    by Valkor (4253) on Tuesday June 17 2014, @06:56AM (#56260)

    I recognize your name from the other site, and your submissions are good stuff. They're a solid step up from the usual stuff on there. I'm glad you've came over here, you are a great asset to the community. This article is, as well. I've never once submitted a story. Perhaps now I might, and perhaps I should have been doing so all along. Thanks for the article.

  • (Score: 1) by boltronics on Tuesday June 17 2014, @09:23AM

    by boltronics (580) on Tuesday June 17 2014, @09:23AM (#56280) Homepage

    Of course, during the night, the stories can slow down to one story every two or three hours.

    Who's night is that?

    --
    It's GNU/Linux dammit!
    • (Score: 2) by WizardFusion on Tuesday June 17 2014, @12:43PM

      by WizardFusion (498) Subscriber Badge on Tuesday June 17 2014, @12:43PM (#56328) Journal

      This.
      Night for you, may not be night for me.
      What if it is, but I work the night shift.

  • (Score: 1) by mattwrock on Tuesday June 17 2014, @12:52PM

    by mattwrock (3835) on Tuesday June 17 2014, @12:52PM (#56338)

    I am a refugee from the green site too. My biggest pet peeve was that green site had become a CNN news feed. Poorly written articles by non techies for general consumption. I have been lucky enough to have posted a couple of articles about things I thought were interesting. That's really what makes a great forum, is people with passion posting stories of interest. I do learn from the stories and the discussions.

    --
    Ones and zeros everywhere... I even saw a 2 - Bender
  • (Score: 2) by buswolley on Tuesday June 17 2014, @02:33PM

    by buswolley (848) on Tuesday June 17 2014, @02:33PM (#56403)

    9 accepted.

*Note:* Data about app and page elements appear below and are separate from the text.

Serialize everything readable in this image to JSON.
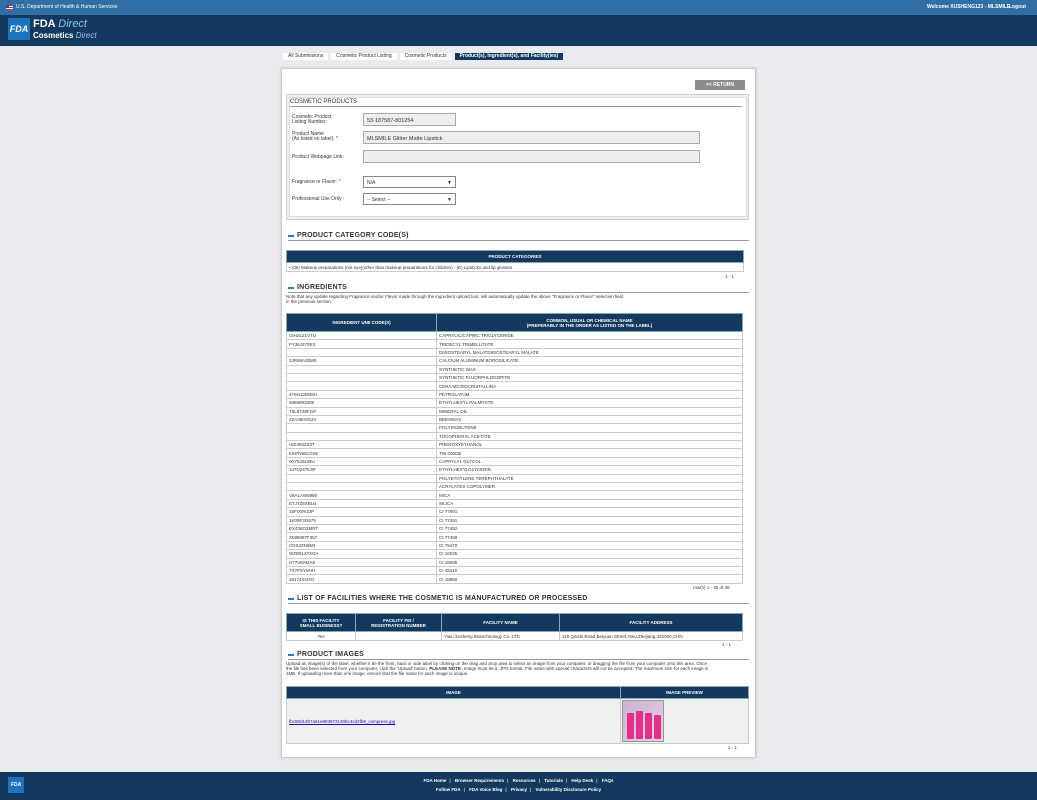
{
  "topbar": {
    "agency": "U.S. Department of Health & Human Services",
    "welcome": "Welcome XUSHENG123 - MLSMILE",
    "logout": "Logout"
  },
  "header": {
    "logo": "FDA",
    "brand_fda": "FDA",
    "brand_direct": "Direct",
    "brand_cosmetics": "Cosmetics",
    "brand_direct2": "Direct"
  },
  "breadcrumb": [
    "All Submissions",
    "Cosmetic Product Listing",
    "Cosmetic Products",
    "Product(s), Ingredient(s), and Facility(ies)"
  ],
  "return_button": "<< RETURN",
  "cosmetic_products": {
    "title": "COSMETIC PRODUCTS",
    "listing_label_1": "Cosmetic Product",
    "listing_label_2": "Listing Number:",
    "listing_value": "53-187587-801254",
    "name_label_1": "Product Name",
    "name_label_2": "(As listed on label):",
    "name_value": "MLSMILE Glitter Matte Lipstick",
    "webpage_label": "Product Webpage Link:",
    "webpage_value": "",
    "fragrance_label": "Fragrance or Flavor:",
    "fragrance_value": "N/A",
    "pro_label": "Professional Use Only :",
    "pro_value": "-- Select --",
    "required_mark": "*"
  },
  "category": {
    "title": "PRODUCT CATEGORY CODE(S)",
    "header": "PRODUCT CATEGORIES",
    "item": "(06) Makeup preparations (not eye)(other than makeup preparations for children) - (E) Lipsticks and lip glosses",
    "pager": "1 - 1"
  },
  "ingredients": {
    "title": "INGREDIENTS",
    "note_1": "Note that any update regarding Fragrance and/or Flavor made through the ingredient upload tool, will automatically update the above \"Fragrance or Flavor\" selection field",
    "note_2": "in the previous section.",
    "col1": "INGREDIENT UNII CODE(S)",
    "col2_1": "COMMON, USUAL OR CHEMICAL NAME",
    "col2_2": "(PREFERABLY IN THE ORDER AS LISTED ON THE LABEL)",
    "rows": [
      [
        "OIH2L21VTU",
        "CAPRYLIC/CAPRIC TRIGLYCERIDE"
      ],
      [
        "FY36J270ES",
        "TRIDECYL TRIMELLITATE"
      ],
      [
        "",
        "DIISOSTEARYL MALATDIISOSTEARYL MALATE"
      ],
      [
        "3JR68A35M0",
        "CALCIUM ALUMINUM BOROSILICATE"
      ],
      [
        "",
        "SYNTHETIC WAX"
      ],
      [
        "",
        "SYNTHETIC FLUORPHLOGOPITE"
      ],
      [
        "",
        "CERA MICROCRISTALLINA"
      ],
      [
        "4T6H12BN9U",
        "PETROLATUM"
      ],
      [
        "2865993309",
        "ETHYLHEXYL PALMITATE"
      ],
      [
        "T5L8T28FGP",
        "MINERAL OIL"
      ],
      [
        "2ZA36H0S2V",
        "BEESWAX"
      ],
      [
        "",
        "POLYISOBUTENE"
      ],
      [
        "",
        "TOCOPHERYL ACETATE"
      ],
      [
        "HIE492ZZ3T",
        "PHENOXYETHANOL"
      ],
      [
        "KM7N50LOS6",
        "TIN OXIDE"
      ],
      [
        "00YIU5438U",
        "CAPRYLYL GLYCOL"
      ],
      [
        "147D247K3P",
        "ETHYLHEXYLGLYCERIN"
      ],
      [
        "",
        "POLYETHYLENE TEREPHTHALATE"
      ],
      [
        "",
        "ACRYLATES COPOLYMER"
      ],
      [
        "V8A1AW0880",
        "MICA"
      ],
      [
        "ETJ7Z6XBU4",
        "SILICA"
      ],
      [
        "15FIX9V2JP",
        "CI 77891"
      ],
      [
        "1K09F3G675",
        "CI 77491"
      ],
      [
        "EX438O2MRT",
        "CI 77492"
      ],
      [
        "XM0M87F357",
        "CI 77499"
      ],
      [
        "CDS2ZN95N",
        "CI 75470"
      ],
      [
        "WZB9127XOA",
        "CI 16035"
      ],
      [
        "H77VEI93A8",
        "CI 15985"
      ],
      [
        "7X7PSY5NH",
        "CI 45410"
      ],
      [
        "481744AI4O",
        "CI 15850"
      ]
    ],
    "pager": "row(s) 1 - 30 of 30"
  },
  "facilities": {
    "title": "LIST OF FACILITIES WHERE THE COSMETIC IS MANUFACTURED OR PROCESSED",
    "col1_1": "IS THIS FACILITY",
    "col1_2": "SMALL BUSINESS?",
    "col2_1": "FACILITY FEI /",
    "col2_2": "REGISTRATION NUMBER",
    "col3": "FACILITY NAME",
    "col4": "FACILITY ADDRESS",
    "row": {
      "small": "Yes",
      "fei": "",
      "name": "Yiwu Xusheng Biotechnology Co.,LTD",
      "address": "115 Qiushi Road,Beiyuan Street,Yiwu,Zhejiang,322000,CHN"
    },
    "pager": "1 - 1"
  },
  "images": {
    "title": "PRODUCT IMAGES",
    "note_1": "Upload an image(s) of the label, whether it be the front, back or side label by clicking on the drag and drop area to select an image from your computer, or dragging the file from your computer onto this area. Once",
    "note_2a": "the file has been selected from your computer, click the 'Upload' button. ",
    "note_2b": "PLEASE NOTE:",
    "note_2c": " Image must be a .JPG format. File name with special characters will not be accepted. The maximum size for each image is",
    "note_3": "1MB. If uploading more than one image, ensure that the file name for each image is unique.",
    "col1": "IMAGE",
    "col2": "IMAGE PREVIEW",
    "file": "fbc80d12b7a61e883973130bc4cd2fb8_compress.jpg",
    "pager": "1 - 1"
  },
  "footer": {
    "logo": "FDA",
    "row1": [
      "FDA Home",
      "Browser Requirements",
      "Resources",
      "Tutorials",
      "Help Desk",
      "FAQs"
    ],
    "row2": [
      "Follow FDA",
      "FDA Voice Blog",
      "Privacy",
      "Vulnerability Disclosure Policy"
    ],
    "sep": "|"
  }
}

Average # comments: 46.4
    wELL i GUESS iM cOOL

    --
    subicular junctures
  • (Score: 2) by mendax on Tuesday June 17 2014, @06:24PM

    by mendax (2840) on Tuesday June 17 2014, @06:24PM (#56573)

    ... although it is a completely egotistical and narcissistic one: Stop rejecting my submissions! Granted that most I submitted were accepted but I've posted interesting stuff that has been rejected for reasons that I can't fathom. I, of course, am never wrong. Therefore, if the editors would only do what I say everything would be just fine! God, now I'm beginning to sound like my mother.

    --
    It's really quite a simple choice: Life, Death, or Los Angeles.